§ **INSTRUCTIONS TO FOLLOW**
Return each line of the listing exactly, though without its images.

§ **DATA FOR THE TASK**
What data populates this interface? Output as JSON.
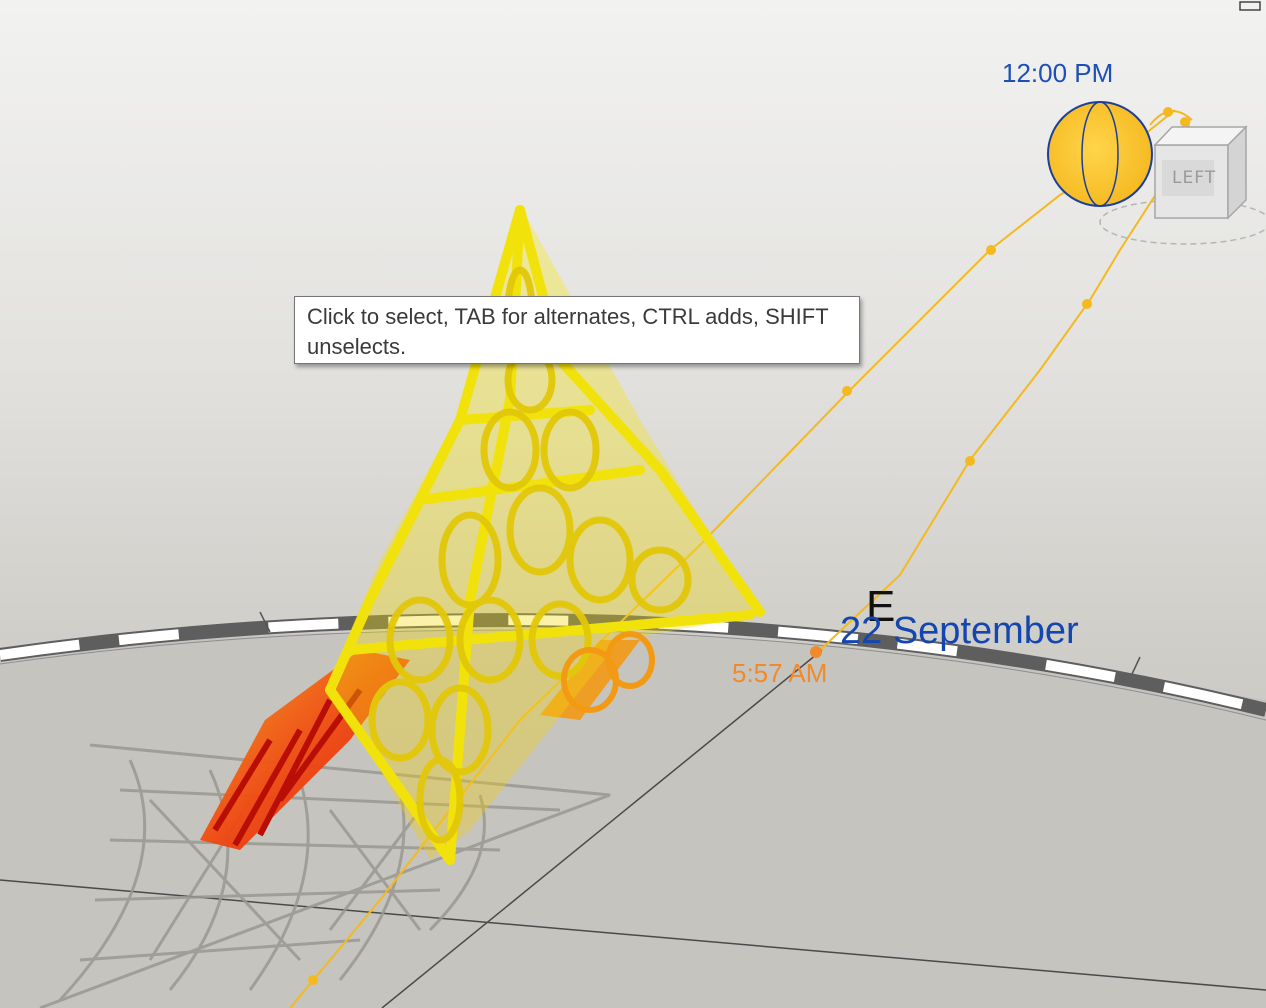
{
  "tooltip": {
    "text": "Click to select, TAB for alternates, CTRL adds, SHIFT unselects."
  },
  "sun_path": {
    "noon_time": "12:00 PM",
    "sunrise_time": "5:57 AM",
    "date": "22 September",
    "compass_east": "E"
  },
  "view_cube": {
    "face_label": "LEFT"
  },
  "colors": {
    "sun_fill": "#f9c62f",
    "sun_outline": "#1c3f9a",
    "path_line": "#f4b91f",
    "label_blue": "#1446b0",
    "label_orange": "#f08a2a",
    "structure_hot": "#e8180c",
    "structure_warm": "#f7e30c"
  },
  "icons": {
    "sun": "sun-icon",
    "view_cube": "view-cube-icon",
    "restore": "restore-window-icon"
  }
}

§ **RESPONSE TO THIS EXERCISE**
What data populates this interface? Output as JSON.
{
  "tooltip": {
    "text": "Click to select, TAB for alternates, CTRL adds, SHIFT unselects."
  },
  "sun_path": {
    "noon_time": "12:00 PM",
    "sunrise_time": "5:57 AM",
    "date": "22 September",
    "compass_east": "E"
  },
  "view_cube": {
    "face_label": "LEFT"
  },
  "colors": {
    "sun_fill": "#f9c62f",
    "sun_outline": "#1c3f9a",
    "path_line": "#f4b91f",
    "label_blue": "#1446b0",
    "label_orange": "#f08a2a",
    "structure_hot": "#e8180c",
    "structure_warm": "#f7e30c"
  },
  "icons": {
    "sun": "sun-icon",
    "view_cube": "view-cube-icon",
    "restore": "restore-window-icon"
  }
}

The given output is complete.